July issue 2016
Art Review: Kiran Saleem
In 1936, the renowned German cultural theorist Walter Benjamin wrote a seminal essay titled The Work of Art in the Age of Mechanical Reproduction. He highlighted how modern printing technology had allowed artwork to “escape” the museum where it had hitherto existed within a specific context of time and space. Even as the reproducibility of art allowed it to be viewed by a mass audience, who had only to lift a book in which the images had been printed, the authenticity of the original context was lost.
Eighty years after the publication of Benjamin’s essay, Sanat Gallery held an exhibition of work by Kiran Saleem titled, To see, or not to see. The show exhibits some of the “escapees” in a new and anachronistic context. Kiran’s choice and treatment of subject matter address the questions raised by Benjamin’s essay with near text-book precision. She has chosen iconic works from western art which she has only seen in reproduction. The original works have undergone two iterations. The first one by reproduction through print and visual media; the second iteration is as a Kiran “original” altered as they are by her idiosyncratic touches.
Her material is pulled from as far back as the fifteenth century. There is van Eyck, Raphael, Leonardo and Lucas Cranach the Elder. Rembrandt emerges from the seventeenth century, and Courbet, Monet and Kahlo inch us towards modernity. Except for a large digital print of Leonardo’s ‘Mona Lisa’ (in which La Gioconda’s face has been replaced by that of Kiran’s), the remaining works are all oil-on-canvas. Kiran’s ability to replicate the painters’ brush strokes would be the envy of any high quality art forger. She captures with virtuosity the changes from the smooth, linear painting technique of the fifteenth century to the more painterly style that develops in the seventeenth century.
So what, one may ask, is the original aspect of these works? In the nicely produced colour brochure which accompanies the exhibition, there is an artist’s statement in which she explains:
I take printed images of western paintings to reinforce the idea of what I see, interpret, and record the shift of perception which takes place upon discovery through a remote or second hand source, as I have never seen these paintings in real and the only format in which these paintings are experienced is either through web or printed paper.
So there we have it — the nature of verisimilitude in the age of mechanical reproduction. The high quality reproductions available today have replaced the sketches and travellers’ accounts of the past as source material for the artists’ imagination. Durer had produced an embellished drawing of a rhinoceros in 1515 which he copied from another artist’s sketch as he had himself never seen the creature in actuality.

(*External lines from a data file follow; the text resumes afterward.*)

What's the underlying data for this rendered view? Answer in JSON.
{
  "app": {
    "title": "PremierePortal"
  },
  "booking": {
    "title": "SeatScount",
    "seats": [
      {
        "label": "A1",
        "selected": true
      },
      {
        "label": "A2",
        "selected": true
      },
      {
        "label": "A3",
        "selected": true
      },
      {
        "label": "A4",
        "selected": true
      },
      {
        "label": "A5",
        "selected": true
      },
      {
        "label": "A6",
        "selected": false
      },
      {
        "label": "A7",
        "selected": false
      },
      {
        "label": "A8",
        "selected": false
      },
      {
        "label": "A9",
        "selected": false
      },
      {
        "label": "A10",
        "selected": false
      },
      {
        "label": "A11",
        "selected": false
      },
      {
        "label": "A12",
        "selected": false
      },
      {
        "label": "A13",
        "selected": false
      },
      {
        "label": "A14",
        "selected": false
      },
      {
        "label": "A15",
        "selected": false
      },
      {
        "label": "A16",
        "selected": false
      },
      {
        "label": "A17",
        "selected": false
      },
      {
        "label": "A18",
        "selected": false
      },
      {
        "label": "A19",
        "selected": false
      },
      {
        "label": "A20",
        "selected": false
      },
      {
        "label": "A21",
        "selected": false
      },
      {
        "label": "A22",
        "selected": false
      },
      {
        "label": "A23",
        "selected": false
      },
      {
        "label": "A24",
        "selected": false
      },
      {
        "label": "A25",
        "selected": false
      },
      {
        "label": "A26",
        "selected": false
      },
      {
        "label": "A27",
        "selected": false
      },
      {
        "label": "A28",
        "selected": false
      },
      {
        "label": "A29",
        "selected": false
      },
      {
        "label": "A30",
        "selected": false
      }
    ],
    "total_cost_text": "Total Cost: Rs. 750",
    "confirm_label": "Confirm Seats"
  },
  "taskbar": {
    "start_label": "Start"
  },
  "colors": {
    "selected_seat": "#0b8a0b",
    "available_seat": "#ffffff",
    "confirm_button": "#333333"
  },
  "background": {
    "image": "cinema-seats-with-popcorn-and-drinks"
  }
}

Modern visual media, however, does not necessarily give a sense of original scale. Kiran Saleem recreates iconic images from as far back as the fifteenth century with her own idiosyncratic touches. Except for the Courbet, which replicates the size of the original work, and the Mona Lisa, which is larger than the original, the other images are reduced in scale. Some images such as Frida Kahlo’s self-portrait resemble little cut-outs. The Monet is an enlarged corner of a vignette from the original.
Kiran has used her masterly painting skill to create the displays as if they are stuck on with masking tape. The tape is so perfectly painted that it looks like 3-D from a distance. A whimsical touch in this show is the site-specific painting of masking tape along two vertical cracks in the plaster of the gallery wall. One is almost compelled to touch the wall to verify that the image is a painted illusion.
The innocuous masking tape becomes the common motif which links Kiran’s selection of grandiose subject matter through its range of 600 years. It underscores the ability of reproducible material to transcend time and space in order to yield hybrid chimeras. What we see has shifted from what we have known.